Emotional strain on first responders leads to resurrection of stress management team

By Daniel Adam
Staff Writer

A rise in work-related stressors for front line workers has prompted the return of a peer support network.

The Critical Incident Stress Management CISM team is made up of a host of district-wide health and social service providers that can react to incidents of critical stress among coworkers and peers. They meet for training to learn how best to support each other through stressful circumstances.

David Black, who facilitates the CISM group, said about 96 per cent of individuals exposed to a serious traumatic event will experience critical incident stress.

“This is not individual work — it requires the participation of a wide variety of cross-sector disciplines that can react quickly to serious events across the district,” said Black.

He said the need for the added workplace support is partly due to the growing mental health and addictions challenges across the district.

“The outcomes of our region’s ever-increasing incidents of mental health and addictions issues affects almost, if not all, of our district justice, health, and social service providers,” said Black. “The repeated exposure to the growing number of traumatic and abnormal events throughout our area compelled us to assess the appetite amongst the allied agencies to renew the CISM team for our district care providers.”

He defined critical incidents as “unusually challenging events that have the potential to create significant human distress and can overwhelm one’s usual coping mechanisms.”

“Critical incidents profoundly affect individuals and often the communities in which they live, causing fear and uncertainty that contradict the belief that our locality is a safe and secure environment,” said Black. “Once the team leads become alerted to a situation that may produce incidents of critical stress, they initiate the CISM team members who will host a debrief that works to provide the most effective support for our distressed front-line workers.”

The Critical Incident Stress Management (CISM) team is a collection of health and social services professionals from across the district who come together to help peers who experience traumatic or stressful incidents. –Submitted photo

Some stressors might include threatened or actual violence, unanticipated poor patient outcomes, injury or sudden death of a co-worker on the job, major incidents involving multiple deaths and/or injuries, attempted/completed suicide, and particularly relevant for our smaller region is being called to and/or having to care for a loved one while in the course of work duties.

Black said their CISM instructor referred to potential incidents of critical stress as the “terrible ten” and included, line-of-duty death, suicide of a colleague, serious line-of-duty injury, disaster/multi-casualty incident, killing or wounding an innocent person, significant events involving children, prolonged incidents especially with loss of life, personally threatening or actual situations of violence, events with excessive media interest, or any highly-distressing event.

“Some of the concerns we have noted is not having a peer-led team that can react quickly to staff who have been exposed to incidents of critical stress,” said Black. “Another concern is the amount of overdose deaths and suicides in our region and the toll that it is taking on our care providers.
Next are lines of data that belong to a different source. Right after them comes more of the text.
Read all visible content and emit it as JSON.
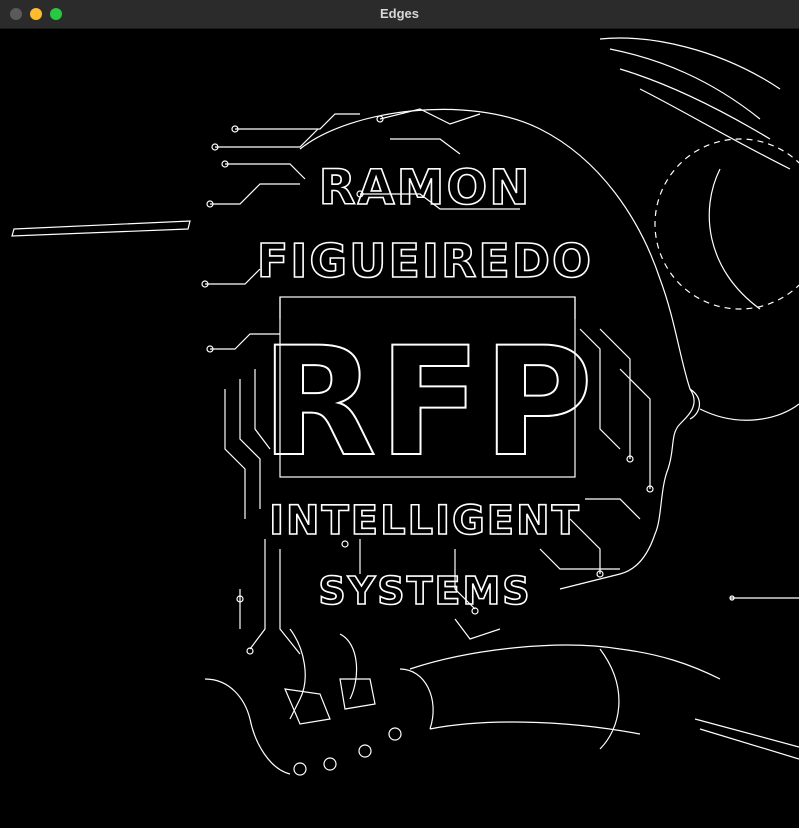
{
  "window": {
    "title": "Edges",
    "controls": {
      "close_color": "#5a5a5a",
      "minimize_color": "#febc2e",
      "maximize_color": "#28c840"
    }
  },
  "artwork": {
    "name_line1": "RAMON",
    "name_line2": "FIGUEIREDO",
    "monogram": "RFP",
    "tagline_line1": "INTELLIGENT",
    "tagline_line2": "SYSTEMS",
    "stroke_color": "#ffffff",
    "background_color": "#000000"
  }
}
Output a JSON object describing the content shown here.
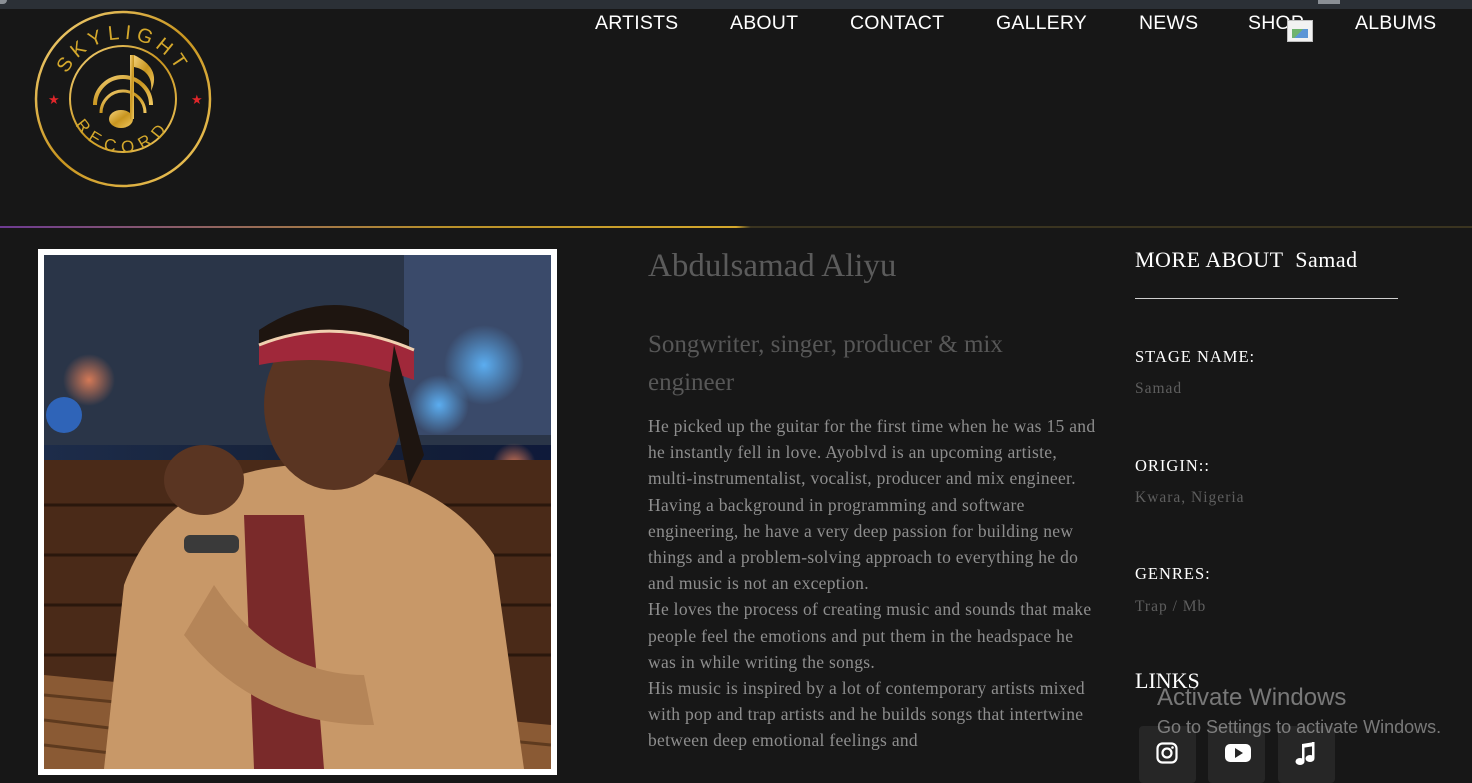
{
  "logo": {
    "top_text": "SKYLIGHT",
    "bottom_text": "RECORD",
    "color": "#d4a82c"
  },
  "nav": [
    "ARTISTS",
    "ABOUT",
    "CONTACT",
    "GALLERY",
    "NEWS",
    "SHOP",
    "ALBUMS"
  ],
  "artist": {
    "name": "Abdulsamad Aliyu",
    "role": "Songwriter, singer, producer & mix engineer",
    "bio": [
      "He picked up the guitar for the first time when he was 15 and he instantly fell in love. Ayoblvd is an upcoming artiste, multi-instrumentalist, vocalist, producer and mix engineer.",
      "Having a background in programming and software engineering, he have a very deep passion for building new things and a problem-solving approach to everything he do and music is not an exception.",
      "He loves the process of creating music and sounds that make people feel the emotions and put them in the headspace he was in while writing the songs.",
      "His music is inspired by a lot of contemporary artists mixed with pop and trap artists and he builds songs that intertwine between deep emotional feelings and"
    ]
  },
  "sidebar": {
    "heading": "MORE ABOUT  Samad",
    "stage_name_label": "STAGE NAME:",
    "stage_name": "Samad",
    "origin_label": "ORIGIN::",
    "origin": "Kwara, Nigeria",
    "genres_label": "GENRES:",
    "genres": "Trap / Mb",
    "links_heading": "LINKS",
    "social_icons": [
      "instagram-icon",
      "youtube-icon",
      "music-note-icon"
    ]
  },
  "watermark": {
    "title": "Activate Windows",
    "subtitle": "Go to Settings to activate Windows."
  }
}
In addition, we continue to be concerned about the increase in national PTSD diagnoses and suicide rates among first responders.”

He said implementing their own CISM-trained personnel enhances the ability to reach all staff that may be affected by an incident of critical stress and diminish the impact of that traumatic event. Trauma-informed personnel can mitigate the outcome of critical incidents that may occur.

Black said a CISM team existed in the west end of the district before the advent of this new team being assembled.

“Retirements, staff leaving for work in other sectors and the pandemic led to a decline in activity over the last several years,” he said. “We are fortunate to be able to retain some of the more experienced team members as valuable resources as we look to start the team again with mostly new to CISM participants.”

Black listed the following agencies participating in the CISM team education session: Riverside Health Care (Rainy River Health Centre, Mental Health & Addictions, Rainycrest Long-Term Care, Nursing and Health System Navigation), Naotkamegwanning (Whitefish Bay) EMS, Couchiching Fire Department, Rainy River District Social Services Administration Board, Rainy River District Paramedic Service, Gizhewaadiziwin Health Access Centre, Watten Fire Department, Niobe Lake Fire Department, Fort Frances Fire and Rescue, and Canadian Mental Health Association Fort Frances (Safe Bed Program and Mobile Crisis Response).